Moscow, 23 January 1997 (RFE/RL) -- The manufacturer of the Russian MIG fighters says it aims to capture a share of the skies over Central Europe -- not by invasion but through commercial sales.
MAPO, which makes the formidable MIG-29 jet, projects itself as confident that it can sell even to prospective NATO members in the region against fierce competition from American and other western companies.
MAPO spokesman Vitaly Zotov told RFE/RL that his company expects to gain "several contracts" in Eastern and Central Europe "definitely before the end of the century."
The two big U.S. manufacturers McDonnell Douglas, with the F-18, and Lockheed Martin with the F-16 are equally determined that they will win whatever sales are going. So the stage is set for a fierce commercial battle between the companies which armed the former cold war rivals.
Also actively seeking to re-arm the old Warsaw Pact members are Saab-Scania of Sweden and Dassault of France. At stake: some $8 billion for about 200 fighter planes to Hungary, the Czech Republic and Poland alone, quite apart from other possible purchasers in the region.
What are the chances realistically of Russian manufacturers MAPO and Sukhoi winning a share of the sales on these markets?
On the negative side must be counted an important psychological rather than commercial factor. Despite the stern opposition of Moscow, a number of countries in the region are likely to become new members of an expanded NATO alliance. There is therefore an almost irresistable logic for them to buy the same top-grade armaments already possessed by established NATO members. It makes sense in terms of weapons standardisation, and as a powerful signal of communality.
Add to that the unblemished technical reputation of the Western products, the opportunity to gain access to state-of-the art technology and the certainty of generous offset deals. Under the offset deals, the purchasing countries would do much assembly or parts manufacture themselves, thus strengthening their own industries.
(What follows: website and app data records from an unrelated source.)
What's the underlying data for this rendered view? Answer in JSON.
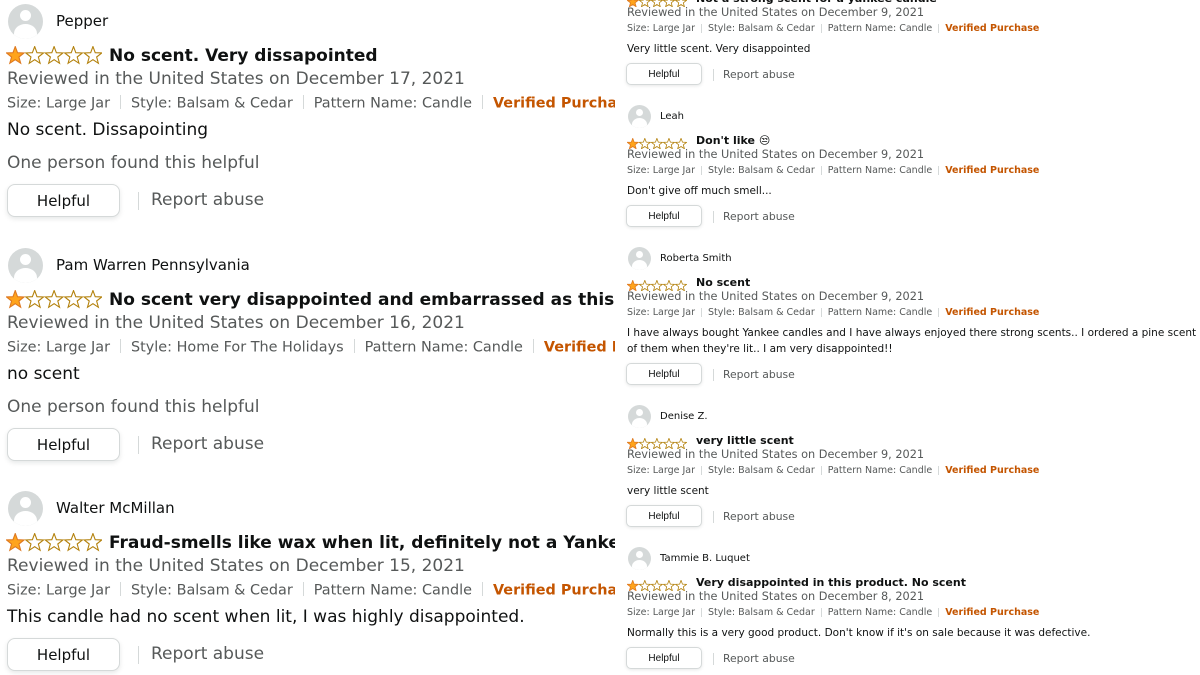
{
  "ui": {
    "helpful_label": "Helpful",
    "report_label": "Report abuse",
    "verified_label": "Verified Purchase",
    "star_color": "#ffa41c",
    "verified_color": "#c45500",
    "muted_color": "#565959"
  },
  "left_reviews": [
    {
      "name": "Pepper",
      "rating": 1,
      "title": "No scent. Very dissapointed",
      "date": "Reviewed in the United States on December 17, 2021",
      "size": "Size: Large Jar",
      "style": "Style: Balsam & Cedar",
      "pattern": "Pattern Name: Candle",
      "body": "No scent. Dissapointing",
      "helpful": "One person found this helpful"
    },
    {
      "name": "Pam Warren Pennsylvania",
      "rating": 1,
      "title": "No scent very disappointed and embarrassed as this was a gift",
      "date": "Reviewed in the United States on December 16, 2021",
      "size": "Size: Large Jar",
      "style": "Style: Home For The Holidays",
      "pattern": "Pattern Name: Candle",
      "body": "no scent",
      "helpful": "One person found this helpful"
    },
    {
      "name": "Walter McMillan",
      "rating": 1,
      "title": "Fraud-smells like wax when lit, definitely not a Yankee.",
      "date": "Reviewed in the United States on December 15, 2021",
      "size": "Size: Large Jar",
      "style": "Style: Balsam & Cedar",
      "pattern": "Pattern Name: Candle",
      "body": "This candle had no scent when lit, I was highly disappointed.",
      "helpful": ""
    }
  ],
  "right_reviews": [
    {
      "name": "",
      "rating": 1,
      "title": "Not a strong scent for a yankee candle",
      "date": "Reviewed in the United States on December 9, 2021",
      "size": "Size: Large Jar",
      "style": "Style: Balsam & Cedar",
      "pattern": "Pattern Name: Candle",
      "body": [
        "Very little scent. Very disappointed"
      ]
    },
    {
      "name": "Leah",
      "rating": 1,
      "title": "Don't like 😒",
      "date": "Reviewed in the United States on December 9, 2021",
      "size": "Size: Large Jar",
      "style": "Style: Balsam & Cedar",
      "pattern": "Pattern Name: Candle",
      "body": [
        "Don't give off much smell..."
      ]
    },
    {
      "name": "Roberta Smith",
      "rating": 1,
      "title": "No scent",
      "date": "Reviewed in the United States on December 9, 2021",
      "size": "Size: Large Jar",
      "style": "Style: Balsam & Cedar",
      "pattern": "Pattern Name: Candle",
      "body": [
        "I have always bought Yankee candles and I have always enjoyed there strong scents.. I ordered a pine scent and a coo",
        "of them when they're lit.. I am very disappointed!!"
      ]
    },
    {
      "name": "Denise Z.",
      "rating": 1,
      "title": "very little scent",
      "date": "Reviewed in the United States on December 9, 2021",
      "size": "Size: Large Jar",
      "style": "Style: Balsam & Cedar",
      "pattern": "Pattern Name: Candle",
      "body": [
        "very little scent"
      ]
    },
    {
      "name": "Tammie B. Luquet",
      "rating": 1,
      "title": "Very disappointed in this product. No scent",
      "date": "Reviewed in the United States on December 8, 2021",
      "size": "Size: Large Jar",
      "style": "Style: Balsam & Cedar",
      "pattern": "Pattern Name: Candle",
      "body": [
        "Normally this is a very good product. Don't know if it's on sale because it was defective."
      ]
    }
  ]
}
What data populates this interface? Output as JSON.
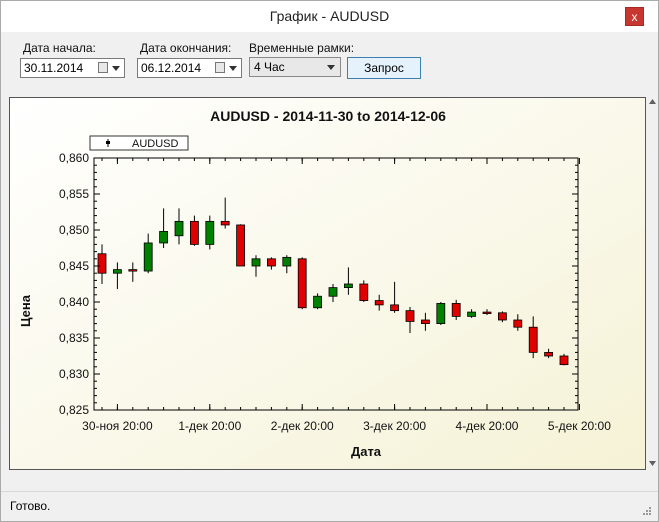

Despite the strong Western hand, MAPO's Zotov preserves his optimism. He shrugs and says "This is one of the most promising markets for us."
His number one card is money -- or rather the lack of it, in that the prospective customers don't have billions of dollars on hand for new arms purchases. None of the manufacturers reveal detail costing for their aircraft, but its certain the Russians have the inside track on pricing. Our correspondent notes Russian reports that Malaysia paid more to buy eight American F-18s than it paid for 18 MIG-29s.
"And we are ready to consider any form of payment," Zotov says. The Russian arms industry is skilled in clinching barter deals from the old Soviet days when equipment was supplied to countries as far-flung as the Middle East and Africa. In Europe, Russia still owes millions dollars to a number of its former Warsaw Pact allies, including Hungary. Budapest has already accepted MIG-29s in 1994 in barter for debt settlement, and the others might be tempted to do the same.
Zotov says MAPO is also ready to help modernize hundreds of older MIG jets, such as MIG-21, still serving in air forces of Eastern and Central European countries. In the past MAPO has conducted one sweeping modernization like that in India updating that country's MIG-21 from second to fourth generation fighters.
Conscious of the quality question, MAPO also insists it is ready to provide adequate servicing in any country willing to buy its products.
As to the respective performances of the jets, Russian aviation analysts rate the technical reliability of a properly-maintained MIG-29 as higher than that of comparable western models. Western analysts, however, while acknowledging the MIG's virtues, point to what they see as weak engine design impairing the fighter's top combat performance.
As for the psychological factor, the Russians don't see that as insurmountable. They note there is a total of 24 MAPO-made MIG-29 fighters already flying under NATO colours, namely in the German Luftwaffe, and that they regularly participate in NATO exercises. West Germany inherited them from communist East Germany after the demolition of the Berlin Wall.
Our correspondents writes that the MIG-29 was the second most wanted fighter internationally from 1992 to 1995. During this period 114 MIG-29s worth an estimated $2.8 billion were supplied to Iran, Hungary, Slovakia, India and Malaysia while Lockheed Martin sold 248 F-16's worth an estimated $9.4 billion to Taiwan, Greece, Turkey, Singapore and Finland. More recently MAPO sold new fighters to India which now has a total of more than 60 MIG-29s.
Mapo also has lines other than fighters. Last year it sold $40 million worth of Mi-17 helicopters to Columbia in Latin America. Reports say helicopter deals are also being negotiated with Canada and Slovakia.